The words of John Muir—“The mountains are calling and I must go”—echo with every footfall and inspire the goal of reaching a mountain summit. Fortunately, Central Oregon offers numerous opportunities to bag a peak. It takes some effort and energy, but training on the smaller peaks will pay dividends on the taller ones.
So, get inspired to perspire on this quartet of hikes and gear up to undertake the ultimate Central Oregon ascent—South Sister.
Pilot Butte: The Warm-Up
A volcanic cone rising to 4,142 feet, Pilot Butte is a notable landmark on the Central Oregon skyline. The name’s origin comes from wagon trains using the prominent peak to guide or “pilot” emigrant’s wagons to and from the crossing on the Deschutes River. It also makes Bend one of six municipalities in the United States with a volcano in its city limits.

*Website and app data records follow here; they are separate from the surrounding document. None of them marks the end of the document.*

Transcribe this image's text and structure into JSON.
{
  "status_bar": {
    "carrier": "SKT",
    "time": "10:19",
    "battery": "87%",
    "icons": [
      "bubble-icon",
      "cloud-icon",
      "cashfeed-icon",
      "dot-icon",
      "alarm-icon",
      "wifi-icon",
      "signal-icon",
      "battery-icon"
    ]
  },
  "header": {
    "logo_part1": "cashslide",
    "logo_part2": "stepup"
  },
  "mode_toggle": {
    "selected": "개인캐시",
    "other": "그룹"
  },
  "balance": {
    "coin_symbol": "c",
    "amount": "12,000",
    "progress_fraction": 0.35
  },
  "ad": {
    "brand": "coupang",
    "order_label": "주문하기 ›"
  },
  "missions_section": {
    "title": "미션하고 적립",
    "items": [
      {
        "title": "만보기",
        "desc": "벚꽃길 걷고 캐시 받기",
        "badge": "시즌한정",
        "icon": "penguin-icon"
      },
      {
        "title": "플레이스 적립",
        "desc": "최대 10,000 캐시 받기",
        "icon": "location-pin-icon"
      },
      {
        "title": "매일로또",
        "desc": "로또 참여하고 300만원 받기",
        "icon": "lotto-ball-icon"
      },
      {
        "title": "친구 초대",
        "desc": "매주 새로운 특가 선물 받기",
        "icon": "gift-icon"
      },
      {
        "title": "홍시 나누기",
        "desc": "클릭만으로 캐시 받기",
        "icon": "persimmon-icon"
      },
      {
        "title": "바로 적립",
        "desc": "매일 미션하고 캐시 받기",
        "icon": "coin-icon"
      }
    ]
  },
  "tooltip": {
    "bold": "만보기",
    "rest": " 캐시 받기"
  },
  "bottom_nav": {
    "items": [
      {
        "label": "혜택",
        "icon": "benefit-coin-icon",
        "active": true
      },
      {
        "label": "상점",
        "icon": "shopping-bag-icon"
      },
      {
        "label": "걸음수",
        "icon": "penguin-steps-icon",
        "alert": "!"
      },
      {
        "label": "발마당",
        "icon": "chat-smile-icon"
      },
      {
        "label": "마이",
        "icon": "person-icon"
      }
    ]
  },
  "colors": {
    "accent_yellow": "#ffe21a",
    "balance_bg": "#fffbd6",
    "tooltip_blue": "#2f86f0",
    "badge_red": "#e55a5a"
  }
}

From the trailhead parking, a dirt trail spirals up and around this ancient cinder cone past gnarled junipers and fragrant sagebrush. The trail gains about 500 feet in elevation, but offers an excellent training trail to get legs ready for steeper climbs. The mountain finder at the summit’s Summer Plaza provides identification to a tantalizing array of surrounding peaks. This is a great warm-up hike that can be done, up and down, multiple times and can be combined with the 1.7-mile hike around the butte’s base to increase mileage.
Trail distance: 1.8 mile round trip; 3.5 miles with base trail.
Elevation gain: 500 feet.
Tumalo Mountain: The Training Peak
Located 21 miles west of Bend along the Cascade Lakes Highway, Tumalo Mountain is a popular hike that starts at the Dutchman Flat Sno-Park. The trail begins and passes through a forest of hemlocks, pine and fir, and does not stop climbing until reaching the summit.
Beyond the start of the trailhead, several switchbacks provide some relief from an uphill grind. Soon the trail begins to wind through mountain meadows with late vestiges of wildflowers such as lupine, Newberry knotweed and catspaw. The stunted or “krummholz” trees have been shaped by the fierce winter conditions that hammer this peak.
On the broad 7,755-foot summit that historically housed a Forest Service fire lookout, the trees thin out to reveal exceptional views of Mount Bachelor, especially the glacial cirque carved into the mountain’s northeast slope and the string of scattered cinder cones associated with its eruption. A clear day reveals Mount Thielsen, the “Lightning Rod of the Cascades,” to the south. Continue the hike to the summit’s north end for well-earned views of South Sister, Middle Sister, Broken Top and the surrounding region.
Trail length: 4.0 miles round trip
Elevation gain: 1,425 feet
Mount Bachelor: The Workout Peak
Mount Bachelor is the 15th highest peak in Oregon with a summit at 9,065 feet. Though the ski resort’s chairlift operates in summer, hikers can bag this overlooked peak via a well-marked trail that starts at the resort’s West Village Lodge (note: download the trail map from the resort’s website).
The trail skirts across the mountain’s base through a forest of old-growth mountain hemlocks, home to pine martens and the elusive Sierra Nevada red fox.
Geologically, Mount Bachelor is the youngest prominent stratovolcano in the Three Sisters area, formed between 18,000 and 8,000 years ago.
Eventually, the trail leaves the forest and begins an exposed, steady climb up the volcano, passing over and around volcanic rock and loose soil above the timberline, so remember to pause before looking up!
Once on the summit, the 360° views of lakes and peaks in the Cascade Range are incredible.
Trail length: 7.1 miles round trip
Elevation gain: 2,750 feet
Difficulty: Moderate to difficult
South Sister: The Ultimate Ascent
The tallest of the Three Sisters and third highest peak in Oregon (10,358 feet), bagging this massive volcano is a real challenge but well worth the effort.
The South Sisters Climber Trail starts out at Devils Lake, a turquoise-colored shallow body of water along the Cascade Lakes Highway.
The trail starts as a steady uphill through a dense hemlock forest, giving way to a sandy, open plain composed of volcanic ash and pumice. After this section, the trail climbs in earnest and encounters sections with loose cinders and pumice, so careful footing is advised. Plus, multiple trails near the top make it challenging to navigate; pick the “trail most traveled” and aim for the top.
From the peak, hikers are rewarded with exceptional views of the other Sisters, Mount Jefferson and Mount Hood. The summit crater is filled with crystal-blue water—the highest lake in Oregon, called Teardrop Pool. High fives all around to those who reach the summit.
Trail length: 12 miles round trip
Elevation gain: 4,986 feet